EXERCISE:
Filter these entries down to the lines that hold the word "Neckar", and show each of them.

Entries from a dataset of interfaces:

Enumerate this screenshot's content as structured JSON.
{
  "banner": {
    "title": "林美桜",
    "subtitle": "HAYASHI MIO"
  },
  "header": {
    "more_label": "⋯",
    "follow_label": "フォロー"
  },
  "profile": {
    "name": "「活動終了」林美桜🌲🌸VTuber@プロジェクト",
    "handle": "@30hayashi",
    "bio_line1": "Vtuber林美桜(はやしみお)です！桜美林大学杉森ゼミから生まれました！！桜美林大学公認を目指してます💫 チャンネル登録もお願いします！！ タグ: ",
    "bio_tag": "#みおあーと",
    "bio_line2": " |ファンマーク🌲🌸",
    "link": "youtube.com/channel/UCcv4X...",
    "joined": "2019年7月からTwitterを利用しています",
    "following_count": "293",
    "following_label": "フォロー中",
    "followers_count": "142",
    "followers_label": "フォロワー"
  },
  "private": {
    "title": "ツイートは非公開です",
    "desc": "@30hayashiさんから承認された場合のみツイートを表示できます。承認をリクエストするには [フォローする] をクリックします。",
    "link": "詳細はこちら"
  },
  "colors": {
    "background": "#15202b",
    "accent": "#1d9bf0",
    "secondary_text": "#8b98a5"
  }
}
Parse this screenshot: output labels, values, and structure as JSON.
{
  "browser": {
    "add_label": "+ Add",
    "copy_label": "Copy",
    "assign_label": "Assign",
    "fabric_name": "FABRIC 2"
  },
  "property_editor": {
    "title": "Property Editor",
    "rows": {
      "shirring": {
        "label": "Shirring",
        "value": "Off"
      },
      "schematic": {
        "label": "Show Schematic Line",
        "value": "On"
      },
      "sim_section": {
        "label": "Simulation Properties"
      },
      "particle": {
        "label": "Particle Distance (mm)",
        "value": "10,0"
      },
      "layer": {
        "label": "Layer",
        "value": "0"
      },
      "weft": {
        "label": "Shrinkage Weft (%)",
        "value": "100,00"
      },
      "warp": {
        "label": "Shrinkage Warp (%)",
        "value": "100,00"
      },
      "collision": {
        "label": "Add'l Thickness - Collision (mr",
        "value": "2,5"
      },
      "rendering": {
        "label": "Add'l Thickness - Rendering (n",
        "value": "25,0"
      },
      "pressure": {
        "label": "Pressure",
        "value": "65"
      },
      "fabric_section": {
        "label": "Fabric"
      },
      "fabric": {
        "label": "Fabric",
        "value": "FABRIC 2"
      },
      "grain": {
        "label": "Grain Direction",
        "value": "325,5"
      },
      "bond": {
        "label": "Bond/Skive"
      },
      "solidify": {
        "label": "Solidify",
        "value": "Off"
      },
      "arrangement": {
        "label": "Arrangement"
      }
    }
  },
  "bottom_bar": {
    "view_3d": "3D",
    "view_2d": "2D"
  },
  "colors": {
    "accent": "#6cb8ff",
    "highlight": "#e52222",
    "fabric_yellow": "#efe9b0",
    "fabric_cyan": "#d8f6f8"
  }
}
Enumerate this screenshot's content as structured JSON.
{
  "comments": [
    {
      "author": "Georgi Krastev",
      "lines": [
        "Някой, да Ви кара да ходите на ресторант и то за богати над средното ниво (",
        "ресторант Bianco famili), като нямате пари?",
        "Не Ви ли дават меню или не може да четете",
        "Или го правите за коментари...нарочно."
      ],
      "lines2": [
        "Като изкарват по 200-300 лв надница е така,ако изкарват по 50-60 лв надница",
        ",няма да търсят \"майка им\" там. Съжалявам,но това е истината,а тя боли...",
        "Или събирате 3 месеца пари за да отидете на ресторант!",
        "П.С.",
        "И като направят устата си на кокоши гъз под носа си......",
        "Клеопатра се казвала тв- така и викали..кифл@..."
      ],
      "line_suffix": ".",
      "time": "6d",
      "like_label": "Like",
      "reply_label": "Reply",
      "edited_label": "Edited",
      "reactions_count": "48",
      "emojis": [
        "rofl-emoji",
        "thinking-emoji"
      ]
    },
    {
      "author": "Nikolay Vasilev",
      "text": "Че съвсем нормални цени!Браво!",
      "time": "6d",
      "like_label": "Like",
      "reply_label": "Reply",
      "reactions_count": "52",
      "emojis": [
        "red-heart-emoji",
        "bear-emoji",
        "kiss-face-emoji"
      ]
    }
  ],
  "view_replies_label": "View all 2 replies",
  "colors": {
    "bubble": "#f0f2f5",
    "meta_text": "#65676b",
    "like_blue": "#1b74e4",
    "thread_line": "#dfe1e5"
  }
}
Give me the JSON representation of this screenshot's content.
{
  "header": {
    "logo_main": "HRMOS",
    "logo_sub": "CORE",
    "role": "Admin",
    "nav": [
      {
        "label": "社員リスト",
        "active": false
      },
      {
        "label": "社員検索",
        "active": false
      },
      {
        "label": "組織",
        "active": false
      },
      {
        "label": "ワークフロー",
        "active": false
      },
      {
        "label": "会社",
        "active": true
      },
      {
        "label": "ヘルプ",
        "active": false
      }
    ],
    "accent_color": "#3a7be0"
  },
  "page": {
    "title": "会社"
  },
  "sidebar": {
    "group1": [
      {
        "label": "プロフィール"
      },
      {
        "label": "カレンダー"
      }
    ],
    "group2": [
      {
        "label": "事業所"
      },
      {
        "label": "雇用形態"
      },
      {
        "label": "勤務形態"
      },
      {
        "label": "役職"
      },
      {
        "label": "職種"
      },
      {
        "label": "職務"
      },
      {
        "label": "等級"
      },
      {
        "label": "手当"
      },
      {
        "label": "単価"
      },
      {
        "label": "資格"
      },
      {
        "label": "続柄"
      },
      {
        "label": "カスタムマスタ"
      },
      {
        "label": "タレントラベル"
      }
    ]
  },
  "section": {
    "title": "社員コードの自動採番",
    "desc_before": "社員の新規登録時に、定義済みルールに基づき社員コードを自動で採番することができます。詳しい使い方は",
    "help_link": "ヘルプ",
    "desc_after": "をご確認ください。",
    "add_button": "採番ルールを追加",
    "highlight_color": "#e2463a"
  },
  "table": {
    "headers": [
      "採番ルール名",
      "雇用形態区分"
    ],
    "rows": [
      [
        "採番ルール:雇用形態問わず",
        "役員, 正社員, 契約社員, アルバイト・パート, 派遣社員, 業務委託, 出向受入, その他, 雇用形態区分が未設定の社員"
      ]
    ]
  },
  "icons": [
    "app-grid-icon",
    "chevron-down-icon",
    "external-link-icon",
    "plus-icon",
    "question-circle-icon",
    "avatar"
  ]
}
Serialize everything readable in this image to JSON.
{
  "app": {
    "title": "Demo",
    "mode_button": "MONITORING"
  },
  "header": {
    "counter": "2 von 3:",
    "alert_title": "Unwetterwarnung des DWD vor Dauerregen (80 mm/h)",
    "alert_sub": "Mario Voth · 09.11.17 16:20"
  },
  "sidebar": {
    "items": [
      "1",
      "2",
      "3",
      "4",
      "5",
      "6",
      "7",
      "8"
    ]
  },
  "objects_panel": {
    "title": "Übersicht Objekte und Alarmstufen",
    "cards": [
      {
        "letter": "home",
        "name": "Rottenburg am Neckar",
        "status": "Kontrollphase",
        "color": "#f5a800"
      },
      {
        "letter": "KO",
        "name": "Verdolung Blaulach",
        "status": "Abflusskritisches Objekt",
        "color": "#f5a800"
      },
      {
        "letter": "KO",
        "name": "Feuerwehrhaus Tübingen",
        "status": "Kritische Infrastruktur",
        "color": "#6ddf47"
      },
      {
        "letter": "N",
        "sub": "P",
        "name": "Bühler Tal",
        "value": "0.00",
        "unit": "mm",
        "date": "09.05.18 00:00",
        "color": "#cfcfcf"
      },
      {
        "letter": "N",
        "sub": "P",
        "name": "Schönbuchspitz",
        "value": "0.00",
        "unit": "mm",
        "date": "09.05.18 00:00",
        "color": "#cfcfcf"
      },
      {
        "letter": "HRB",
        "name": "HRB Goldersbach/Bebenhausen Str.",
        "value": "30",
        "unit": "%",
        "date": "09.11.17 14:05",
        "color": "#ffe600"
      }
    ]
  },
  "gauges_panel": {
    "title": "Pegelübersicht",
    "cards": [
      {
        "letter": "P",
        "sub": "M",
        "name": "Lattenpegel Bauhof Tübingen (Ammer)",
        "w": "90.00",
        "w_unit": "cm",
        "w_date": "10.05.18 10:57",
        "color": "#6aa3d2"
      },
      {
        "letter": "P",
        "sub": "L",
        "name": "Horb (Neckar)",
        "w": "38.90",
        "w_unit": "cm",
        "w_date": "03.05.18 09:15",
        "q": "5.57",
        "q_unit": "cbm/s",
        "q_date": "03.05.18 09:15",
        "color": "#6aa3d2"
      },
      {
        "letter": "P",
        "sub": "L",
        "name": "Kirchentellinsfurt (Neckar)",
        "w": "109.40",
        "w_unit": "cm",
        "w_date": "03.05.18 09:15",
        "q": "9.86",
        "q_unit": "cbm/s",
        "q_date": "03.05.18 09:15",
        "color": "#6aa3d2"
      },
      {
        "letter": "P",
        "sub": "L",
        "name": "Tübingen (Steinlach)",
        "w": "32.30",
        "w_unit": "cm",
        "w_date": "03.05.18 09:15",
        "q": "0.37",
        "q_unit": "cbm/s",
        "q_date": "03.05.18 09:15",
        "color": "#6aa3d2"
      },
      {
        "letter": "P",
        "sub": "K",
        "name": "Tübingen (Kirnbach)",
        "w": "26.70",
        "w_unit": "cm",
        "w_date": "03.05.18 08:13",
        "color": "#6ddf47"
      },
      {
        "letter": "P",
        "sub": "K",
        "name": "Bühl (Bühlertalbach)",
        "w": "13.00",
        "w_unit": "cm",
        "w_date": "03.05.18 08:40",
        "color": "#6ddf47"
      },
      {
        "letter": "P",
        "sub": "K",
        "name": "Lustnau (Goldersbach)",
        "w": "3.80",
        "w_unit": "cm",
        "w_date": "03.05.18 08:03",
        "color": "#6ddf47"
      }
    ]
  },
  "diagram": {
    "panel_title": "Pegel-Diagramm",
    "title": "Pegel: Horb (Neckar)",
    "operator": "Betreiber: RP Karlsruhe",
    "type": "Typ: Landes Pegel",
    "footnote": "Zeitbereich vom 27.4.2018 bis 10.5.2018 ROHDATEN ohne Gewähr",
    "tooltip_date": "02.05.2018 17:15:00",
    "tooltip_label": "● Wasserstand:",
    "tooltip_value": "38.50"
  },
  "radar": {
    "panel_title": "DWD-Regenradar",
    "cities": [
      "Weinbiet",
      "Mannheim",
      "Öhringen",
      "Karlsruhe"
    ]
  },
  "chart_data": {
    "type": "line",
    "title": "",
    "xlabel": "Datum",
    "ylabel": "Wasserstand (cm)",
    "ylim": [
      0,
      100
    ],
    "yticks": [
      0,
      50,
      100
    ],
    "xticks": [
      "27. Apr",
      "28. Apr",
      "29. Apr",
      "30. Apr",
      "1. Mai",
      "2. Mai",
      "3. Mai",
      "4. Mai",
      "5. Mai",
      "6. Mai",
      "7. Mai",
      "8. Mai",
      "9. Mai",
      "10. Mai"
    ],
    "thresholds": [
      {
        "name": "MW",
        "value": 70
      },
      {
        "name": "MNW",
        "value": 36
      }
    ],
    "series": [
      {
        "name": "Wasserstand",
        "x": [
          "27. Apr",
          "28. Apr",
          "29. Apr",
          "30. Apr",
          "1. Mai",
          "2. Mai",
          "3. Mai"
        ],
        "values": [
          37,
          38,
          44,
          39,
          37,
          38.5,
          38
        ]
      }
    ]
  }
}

RESPONSE BELOW:
        "name": "Rottenburg am Neckar",
        "name": "Horb (Neckar)",
        "name": "Kirchentellinsfurt (Neckar)",
    "title": "Pegel: Horb (Neckar)",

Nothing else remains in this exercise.